Waiting for the 10-the anniversary handset? Shipments of the iPhone continues to decline
Apple has reported mixed fortunes in its second quarter results as sales of its cash cow, the iPhone, dipped yet again.
The decline could be down to users waiting for the launch of the 10th-anniversary edition later this year (iPhones are usually revealed to the world in September).
But the decline also means that Apple was only able to grow sales of its iPhone in the so-called holiday quarter at the end of 2016, just after the launch of the iPhone 7 late last year.
Apple’s financials on the surface still make for impressive reading and in reality would be the envy of any tech firm.
Profit for the quarter ending 1 April rose to $11.1bn (£8.5bn) from $10.5bn (£8.1bn) a year earlier.
Quarterly revenues also rose 4.6 percent to a staggering $52.9bn (£40.9bn) compared to $50.5bn (£39bn) in the same year-ago period.
But this missed Wall Street expectations of $53bn (£41bn), and Apple sales fell approximately 1.5 percent in after hours trading.
“We are proud to report a strong March quarter, with revenue growth accelerating from the December quarter and continued robust demand for iPhone 7 Plus,” said CEO Tim Cook.
“We’ve seen great customer response to both models of the new iPhone 7 Product Red Special Edition and we’re thrilled with the strong momentum of our Services business, with our highest revenue ever for a 13-week quarter,” he added.
Apple had launched the Product Red iPhone 7 and 7 Plus during the second quarter to help finance programs tackling HIV and AIDS in sub-Saharan Africa.
It is worth remembering that the iPhone is by the biggest money earner for Apple, and it was this time last year that the iPad maker shocked the world when it revealed the first ever decline in iPhone sales.
Despite that, the iPhone remains Apple’s cash cow and it contributed $33.2bn (£25.7bn) to the quarterly revenue of $52,896bn ($40.9bn), a rise of 1 percent.
Unfortunately however this rise was not down to Apple actually selling more handsets, as it shipped 50.8 million iPhones in the quarter ended 1 April, down from 51.2 million shipped in the second quarter of 2016.
Analysts on average had expected iPhone sales of 52.27 million.

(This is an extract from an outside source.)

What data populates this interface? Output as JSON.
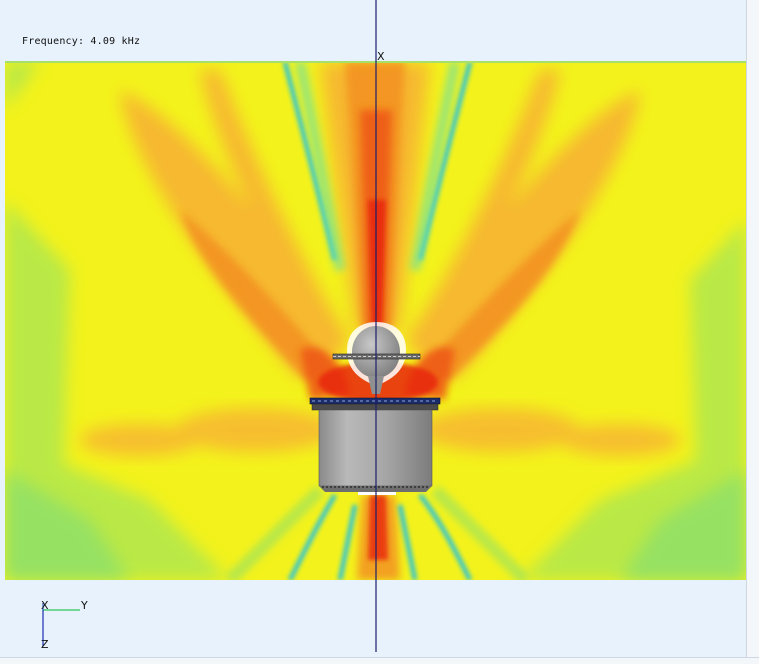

And even though Apple sold fewer handsets, the modest 1 percent rise in iPhone revenue was down to demand for the more expensive iPhone 7 Plus, which helped nudge the iPhone’s average selling price to $655 (£507) in the quarter, up from $642 (£497) a year ago.
So after digesting the fall in iPhone sales, with some industry analysts saying it is down to consumers waiting for the 10th-anniversary handset, the question has to be asked how did Apple’s other products do?
Well iPad sales continue to decline year-on-year with 8.9 million units shipped in the quarter.
Meanwhile Apple Mac sales rose from 4 million a year ago to 4.2 million (in line with analyst expectations). The controversial higher price for Macbooks helped drive a 14 rise in revenues here.
Apple’s services business meanwhile recorded an 18 percent rise to $7bn (£5.4bn).
Meanwhile sales of Apple’s ‘other products’, which include the Apple Watch, AirPods, Beats headphones, iPods and other accessories, rose 31 percent to $2.87bn (£2.2bn).
As usual, Apple did not break down the numbers of Apple Watches sold.
Last month it was revealed that Apple is being sued by the Australian consumer watchdog, over allegations that it used a software update to disable or ‘brick’ iPhones if a cracked screen was repaired by a third party (and not Apple itself)